For some reporters at the conference, the immensity of the problem and the complexity of the science and policies of climate change seem at times overwhelming. “As a reporter, I sometimes feel hopeless,” admitted Sweet.
But rising climate-change concerns have pushed some scientists and policy experts out of their comfort zone, into stepped-up efforts to communicate with the press and the public. “What is it going to take?” asked scientist Lonnie Thompson, who is concerned about not only the polar glaciers, but also the “dying” tropical mountain glaciers that are crucial to water supplies from Peru to China. “We respond only to crises…when our backs are to the wall and we have no other choices,” he said. Thompson took the conference journalists on a chilly tour—30 degrees below zero—of the Byrd Polar Research Center’s unique storage center which houses frozen ice cores from around the world that can provide an invaluable history of climates past and present. A nearby poster shows the melting globe in an ice cream cone and a quotation from Thompson: “The world is warming and it’s foolish to pretend that it’s not.”
The conference was funded under a journalism program grant from the Chicago-based McCormick Foundation to Ohio State’s Kiplinger Program in Public Affairs Journalism, which specializes in digital journalism. So the meeting had a decidedly techie side. Organizers set up a Ning social network site, which includes PowerPoint presentations, resources (including a recent CJR article, “Climate Change, Now What?”) and video from the meeting. Also available is a Twitter thread by Amanda Zamora, a WashingtonPost.com editor, which provides a running commentary and lots of Web links.
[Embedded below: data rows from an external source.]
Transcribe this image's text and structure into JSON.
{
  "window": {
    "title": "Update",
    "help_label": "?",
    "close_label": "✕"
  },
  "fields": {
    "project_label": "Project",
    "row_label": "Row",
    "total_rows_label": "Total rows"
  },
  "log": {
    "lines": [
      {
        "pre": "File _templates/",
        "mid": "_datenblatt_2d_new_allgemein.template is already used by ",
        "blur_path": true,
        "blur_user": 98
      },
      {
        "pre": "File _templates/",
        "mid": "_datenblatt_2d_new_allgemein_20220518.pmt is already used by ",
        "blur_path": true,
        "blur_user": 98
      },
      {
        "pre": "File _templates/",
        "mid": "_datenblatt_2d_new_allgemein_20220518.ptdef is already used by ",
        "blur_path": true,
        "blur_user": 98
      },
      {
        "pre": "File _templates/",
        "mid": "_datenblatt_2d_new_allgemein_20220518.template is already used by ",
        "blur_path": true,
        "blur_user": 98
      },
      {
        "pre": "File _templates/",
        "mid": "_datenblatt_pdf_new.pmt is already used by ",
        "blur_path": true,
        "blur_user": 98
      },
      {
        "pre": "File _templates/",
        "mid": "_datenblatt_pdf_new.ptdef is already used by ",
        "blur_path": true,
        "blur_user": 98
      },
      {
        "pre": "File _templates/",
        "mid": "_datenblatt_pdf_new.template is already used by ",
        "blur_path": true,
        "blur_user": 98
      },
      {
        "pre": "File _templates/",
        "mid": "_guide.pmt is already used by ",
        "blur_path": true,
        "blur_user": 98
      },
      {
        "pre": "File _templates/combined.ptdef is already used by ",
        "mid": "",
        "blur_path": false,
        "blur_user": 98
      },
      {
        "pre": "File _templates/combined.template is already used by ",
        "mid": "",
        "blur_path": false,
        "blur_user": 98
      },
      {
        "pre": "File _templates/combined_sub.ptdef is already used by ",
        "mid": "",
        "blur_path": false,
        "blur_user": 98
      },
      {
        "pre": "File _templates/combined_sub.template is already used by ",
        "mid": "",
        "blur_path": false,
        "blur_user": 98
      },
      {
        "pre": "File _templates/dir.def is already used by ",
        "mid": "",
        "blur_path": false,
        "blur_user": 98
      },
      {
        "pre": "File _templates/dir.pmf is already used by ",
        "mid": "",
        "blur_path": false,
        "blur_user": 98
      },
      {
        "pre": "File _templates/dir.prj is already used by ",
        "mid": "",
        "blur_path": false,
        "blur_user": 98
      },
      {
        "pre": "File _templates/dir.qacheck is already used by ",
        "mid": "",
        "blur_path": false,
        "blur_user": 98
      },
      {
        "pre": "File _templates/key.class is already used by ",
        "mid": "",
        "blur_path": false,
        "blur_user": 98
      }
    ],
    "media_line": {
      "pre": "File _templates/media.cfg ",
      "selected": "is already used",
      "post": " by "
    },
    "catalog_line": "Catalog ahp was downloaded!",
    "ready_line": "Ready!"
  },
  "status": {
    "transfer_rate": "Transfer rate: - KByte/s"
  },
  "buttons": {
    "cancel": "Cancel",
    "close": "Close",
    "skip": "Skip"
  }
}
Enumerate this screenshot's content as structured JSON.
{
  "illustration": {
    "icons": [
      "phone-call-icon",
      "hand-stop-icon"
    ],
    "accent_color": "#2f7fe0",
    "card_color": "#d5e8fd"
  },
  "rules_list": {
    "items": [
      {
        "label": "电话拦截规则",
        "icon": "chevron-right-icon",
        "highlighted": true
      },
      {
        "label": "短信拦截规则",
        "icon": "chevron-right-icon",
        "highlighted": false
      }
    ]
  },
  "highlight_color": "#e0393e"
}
(By the way, all this Twittering and Ninging convinced me you can teach old dogs new tricks. Using a brand new iPhone, this reporter joined Twitter during the conference and discovered her first “TwitPic” — a photo posted of me meeting eighty-seven-year-old former Sen. John Glenn, an astronaut hero of my childhood who, in 1962, became the first American to orbit the Earth. And yes, he is very concerned about climate change—the view from space gives a special sense of just how fragile the earth’s atmosphere is. Now if I can just figure out how to download that photo…)